* **Material supplied**:
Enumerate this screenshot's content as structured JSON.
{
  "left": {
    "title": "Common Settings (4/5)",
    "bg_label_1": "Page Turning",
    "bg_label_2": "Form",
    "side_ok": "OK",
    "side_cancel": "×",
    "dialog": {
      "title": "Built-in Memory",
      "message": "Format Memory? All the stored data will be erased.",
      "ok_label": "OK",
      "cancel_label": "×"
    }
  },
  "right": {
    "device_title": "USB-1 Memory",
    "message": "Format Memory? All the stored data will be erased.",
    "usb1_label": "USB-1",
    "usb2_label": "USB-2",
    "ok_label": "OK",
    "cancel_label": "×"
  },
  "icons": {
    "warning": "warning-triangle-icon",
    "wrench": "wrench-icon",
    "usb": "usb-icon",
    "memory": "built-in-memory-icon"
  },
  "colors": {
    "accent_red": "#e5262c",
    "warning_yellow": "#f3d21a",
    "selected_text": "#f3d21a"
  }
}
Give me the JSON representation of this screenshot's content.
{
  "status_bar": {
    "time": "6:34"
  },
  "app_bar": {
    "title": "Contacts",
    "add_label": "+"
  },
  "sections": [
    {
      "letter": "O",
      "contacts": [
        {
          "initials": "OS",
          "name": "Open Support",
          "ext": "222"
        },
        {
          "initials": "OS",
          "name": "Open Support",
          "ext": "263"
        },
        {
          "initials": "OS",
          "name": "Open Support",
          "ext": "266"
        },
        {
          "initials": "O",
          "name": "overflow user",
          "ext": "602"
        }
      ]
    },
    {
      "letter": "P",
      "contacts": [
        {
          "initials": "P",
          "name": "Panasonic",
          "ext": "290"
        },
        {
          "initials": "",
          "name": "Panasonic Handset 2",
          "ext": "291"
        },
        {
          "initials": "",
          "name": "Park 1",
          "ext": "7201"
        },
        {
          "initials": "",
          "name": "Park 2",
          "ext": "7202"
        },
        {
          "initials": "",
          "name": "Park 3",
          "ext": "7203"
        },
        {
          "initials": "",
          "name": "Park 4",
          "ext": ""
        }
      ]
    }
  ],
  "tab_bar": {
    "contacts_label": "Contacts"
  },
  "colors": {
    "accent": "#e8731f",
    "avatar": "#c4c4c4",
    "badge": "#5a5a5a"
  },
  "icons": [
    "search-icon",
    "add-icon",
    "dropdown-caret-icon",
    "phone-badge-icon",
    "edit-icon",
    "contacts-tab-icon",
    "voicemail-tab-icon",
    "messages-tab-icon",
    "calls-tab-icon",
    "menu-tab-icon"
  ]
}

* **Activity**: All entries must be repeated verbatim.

* **Solved problem**:
Enumerate this screenshot's content as structured JSON.
{
  "left": {
    "title": "Common Settings (4/5)",
    "bg_label_1": "Page Turning",
    "bg_label_2": "Form",
    "side_ok": "OK",
    "side_cancel": "×",
    "dialog": {
      "title": "Built-in Memory",
      "message": "Format Memory? All the stored data will be erased.",
      "ok_label": "OK",
      "cancel_label": "×"
    }
  },
  "right": {
    "device_title": "USB-1 Memory",
    "message": "Format Memory? All the stored data will be erased.",
    "usb1_label": "USB-1",
    "usb2_label": "USB-2",
    "ok_label": "OK",
    "cancel_label": "×"
  },
  "icons": {
    "warning": "warning-triangle-icon",
    "wrench": "wrench-icon",
    "usb": "usb-icon",
    "memory": "built-in-memory-icon"
  },
  "colors": {
    "accent_red": "#e5262c",
    "warning_yellow": "#f3d21a",
    "selected_text": "#f3d21a"
  }
}
Give me the JSON representation of this screenshot's content.
{
  "status_bar": {
    "time": "6:34"
  },
  "app_bar": {
    "title": "Contacts",
    "add_label": "+"
  },
  "sections": [
    {
      "letter": "O",
      "contacts": [
        {
          "initials": "OS",
          "name": "Open Support",
          "ext": "222"
        },
        {
          "initials": "OS",
          "name": "Open Support",
          "ext": "263"
        },
        {
          "initials": "OS",
          "name": "Open Support",
          "ext": "266"
        },
        {
          "initials": "O",
          "name": "overflow user",
          "ext": "602"
        }
      ]
    },
    {
      "letter": "P",
      "contacts": [
        {
          "initials": "P",
          "name": "Panasonic",
          "ext": "290"
        },
        {
          "initials": "",
          "name": "Panasonic Handset 2",
          "ext": "291"
        },
        {
          "initials": "",
          "name": "Park 1",
          "ext": "7201"
        },
        {
          "initials": "",
          "name": "Park 2",
          "ext": "7202"
        },
        {
          "initials": "",
          "name": "Park 3",
          "ext": "7203"
        },
        {
          "initials": "",
          "name": "Park 4",
          "ext": ""
        }
      ]
    }
  ],
  "tab_bar": {
    "contacts_label": "Contacts"
  },
  "colors": {
    "accent": "#e8731f",
    "avatar": "#c4c4c4",
    "badge": "#5a5a5a"
  },
  "icons": [
    "search-icon",
    "add-icon",
    "dropdown-caret-icon",
    "phone-badge-icon",
    "edit-icon",
    "contacts-tab-icon",
    "voicemail-tab-icon",
    "messages-tab-icon",
    "calls-tab-icon",
    "menu-tab-icon"
  ]
}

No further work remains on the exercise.